PCI is a wholly-owned subsidiary of PetroChina Company Limited (PetroChina) which is the largest oil and gas producer and distributor in China and with this deal, PetroChina will be able to provide carbon-neutral gas to Chinese businesses and households in line with China’s 2060 carbon-neutrality aspirations.
“In pursuit of the carbon neutrality goal, PetroChina is committed to a green and low-carbon development strategy. We are pleased to partner with Shell, through this cooperation in carbon-neutral LNG, in realising the long-term objective of net zero emission for the energy industry,” PCI Executive Chairman Tian Jinghui, stated, commenting on the agreement.
“Since delivering the world’s first carbon-neutral LNG cargoes in 2019, we have collaborated with producers and buyers across the globe for 13 other carbon-neutral LNG cargoes. This first term deal is an important step in scaling up the market for carbon-neutral LNG and we are very grateful to our valued partner PetroChina for their collaboration in enabling this industry milestone,” Shell Energy Executive Vice President Steve Hill said.
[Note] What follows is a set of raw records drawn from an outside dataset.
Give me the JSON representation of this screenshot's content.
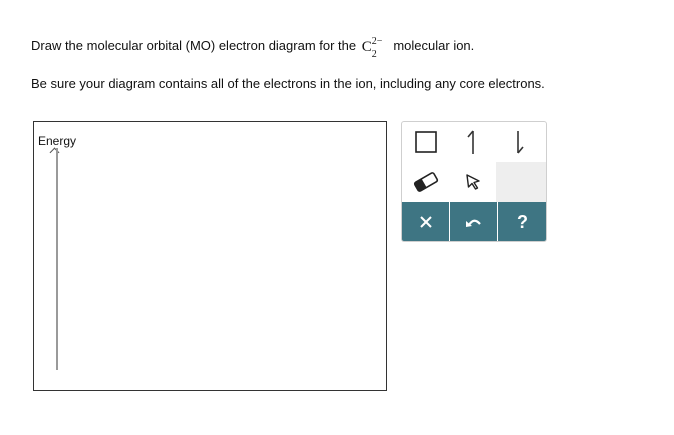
{
  "prompt": {
    "before": "Draw the molecular orbital (MO) electron diagram for the ",
    "formula": {
      "element": "C",
      "subscript": "2",
      "superscript": "2−"
    },
    "after": " molecular ion."
  },
  "note": "Be sure your diagram contains all of the electrons in the ion, including any core electrons.",
  "canvas": {
    "axis_label": "Energy"
  },
  "toolbar": {
    "tools": [
      {
        "name": "orbital-box-tool",
        "icon": "square-outline-icon"
      },
      {
        "name": "spin-up-electron-tool",
        "icon": "half-arrow-up-icon"
      },
      {
        "name": "spin-down-electron-tool",
        "icon": "half-arrow-down-icon"
      },
      {
        "name": "eraser-tool",
        "icon": "eraser-icon"
      },
      {
        "name": "select-pointer-tool",
        "icon": "cursor-arrow-icon"
      }
    ],
    "actions": [
      {
        "name": "clear-button",
        "icon": "x-icon"
      },
      {
        "name": "undo-button",
        "icon": "undo-arrow-icon"
      },
      {
        "name": "help-button",
        "icon": "question-mark-icon",
        "label": "?"
      }
    ],
    "colors": {
      "action_bar": "#3e7583",
      "disabled_cell": "#eeeeee",
      "border": "#cfcfcf"
    }
  }
}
To decarbonize LNG, all levers will need to be pulled. Avoiding emissions where possible, reducing emissions where they cannot be avoided, and offsetting emissions when they cannot be avoided or reduced. As more ways to avoid and reduce emissions develop at scale, the industry needs to work together to use high-quality carbon credits to compensate for greenhouse gas (GHG) emissions along the LNG value chain that are otherwise hard-to-abate.
Economic growth and supportive coal-to-gas switching policies have led China to become the world’s second-largest LNG importer. In 2020 Chinese LNG imports reached 67 million tonnes and are expected to nearly double by 2040.
Royal Dutch Shell is engaged in the production and processing of hydrocarbons in more than 70 countries. PetroChina is a subsidiary of China National Petroleum Corporation (CNPC) and is listed on the New York, Hong Kong, and Shanghai Stock Exchanges.